» What you need to do
Using the listing below, retype only the lines from the line with "Enumerate this screenshot's" through the end, both ends included, and exclude the pictures.

++++++++

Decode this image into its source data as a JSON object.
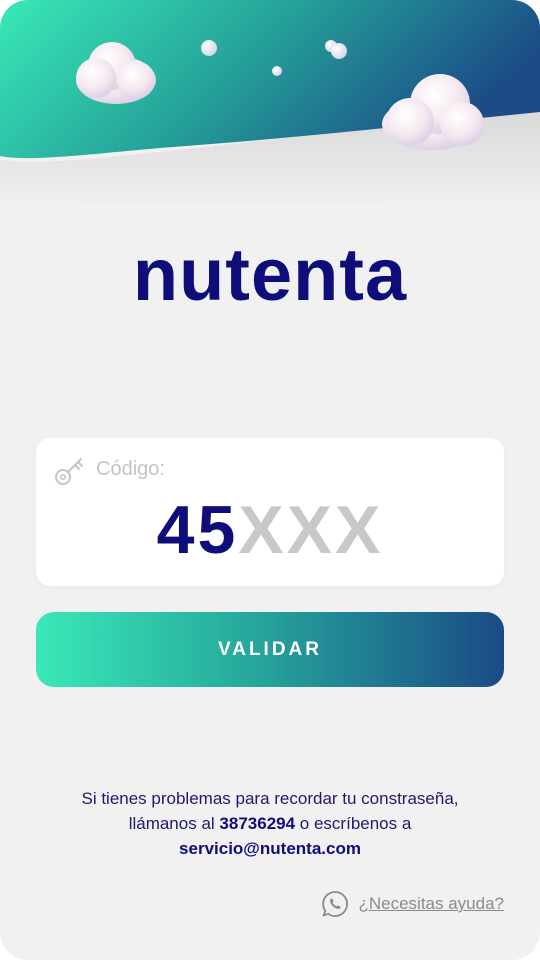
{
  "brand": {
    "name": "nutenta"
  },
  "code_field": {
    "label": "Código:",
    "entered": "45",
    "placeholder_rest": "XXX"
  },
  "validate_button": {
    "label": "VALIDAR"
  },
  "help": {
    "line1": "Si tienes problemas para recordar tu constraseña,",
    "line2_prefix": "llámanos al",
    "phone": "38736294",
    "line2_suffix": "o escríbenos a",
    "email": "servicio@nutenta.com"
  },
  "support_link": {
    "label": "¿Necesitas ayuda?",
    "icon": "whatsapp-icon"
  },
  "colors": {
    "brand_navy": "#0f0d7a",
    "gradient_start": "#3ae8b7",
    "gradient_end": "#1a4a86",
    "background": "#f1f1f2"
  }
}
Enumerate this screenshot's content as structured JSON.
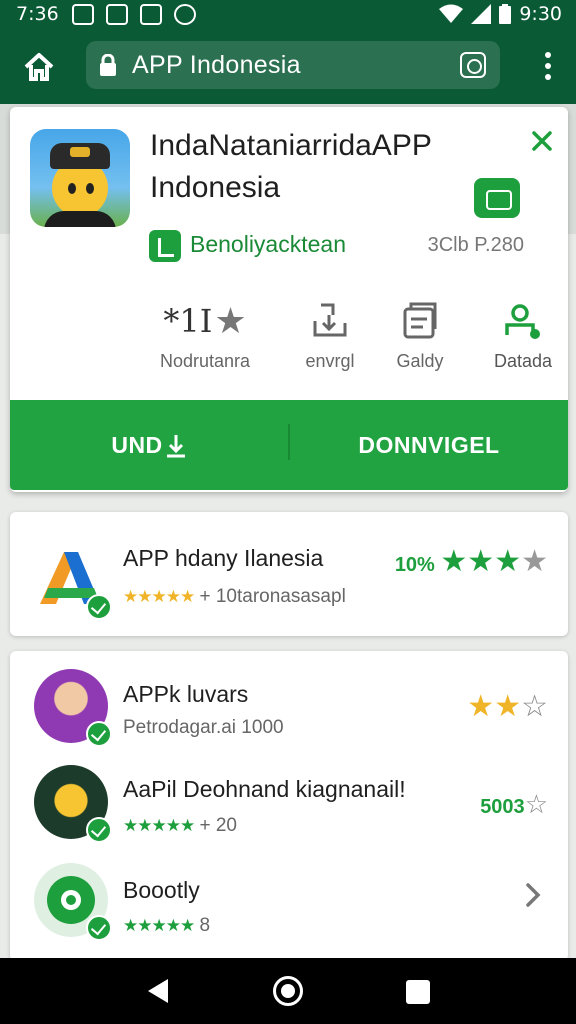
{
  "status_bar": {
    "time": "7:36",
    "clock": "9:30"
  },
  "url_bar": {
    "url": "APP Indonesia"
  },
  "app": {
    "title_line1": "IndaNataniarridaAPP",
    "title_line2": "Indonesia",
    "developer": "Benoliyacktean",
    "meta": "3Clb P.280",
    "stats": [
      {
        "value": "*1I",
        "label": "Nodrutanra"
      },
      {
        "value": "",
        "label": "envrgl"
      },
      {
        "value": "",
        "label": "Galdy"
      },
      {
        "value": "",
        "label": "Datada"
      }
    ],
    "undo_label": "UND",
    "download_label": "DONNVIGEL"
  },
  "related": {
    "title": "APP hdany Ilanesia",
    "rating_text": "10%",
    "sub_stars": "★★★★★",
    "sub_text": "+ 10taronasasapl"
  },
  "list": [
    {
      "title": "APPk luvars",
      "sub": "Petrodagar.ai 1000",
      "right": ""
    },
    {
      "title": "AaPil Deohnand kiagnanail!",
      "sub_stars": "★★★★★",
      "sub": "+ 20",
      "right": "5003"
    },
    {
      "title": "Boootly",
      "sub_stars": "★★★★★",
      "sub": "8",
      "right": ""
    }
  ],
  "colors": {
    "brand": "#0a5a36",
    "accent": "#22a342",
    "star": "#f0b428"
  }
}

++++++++

» Output of the exercise
Enumerate this screenshot's content as structured JSON.
{
  "status_bar": {
    "time": "7:36",
    "clock": "9:30"
  },
  "url_bar": {
    "url": "APP Indonesia"
  },
  "app": {
    "title_line1": "IndaNataniarridaAPP",
    "title_line2": "Indonesia",
    "developer": "Benoliyacktean",
    "meta": "3Clb P.280",
    "stats": [
      {
        "value": "*1I",
        "label": "Nodrutanra"
      },
      {
        "value": "",
        "label": "envrgl"
      },
      {
        "value": "",
        "label": "Galdy"
      },
      {
        "value": "",
        "label": "Datada"
      }
    ],
    "undo_label": "UND",
    "download_label": "DONNVIGEL"
  },
  "related": {
    "title": "APP hdany Ilanesia",
    "rating_text": "10%",
    "sub_stars": "★★★★★",
    "sub_text": "+ 10taronasasapl"
  },
  "list": [
    {
      "title": "APPk luvars",
      "sub": "Petrodagar.ai 1000",
      "right": ""
    },
    {
      "title": "AaPil Deohnand kiagnanail!",
      "sub_stars": "★★★★★",
      "sub": "+ 20",
      "right": "5003"
    },
    {
      "title": "Boootly",
      "sub_stars": "★★★★★",
      "sub": "8",
      "right": ""
    }
  ],
  "colors": {
    "brand": "#0a5a36",
    "accent": "#22a342",
    "star": "#f0b428"
  }
}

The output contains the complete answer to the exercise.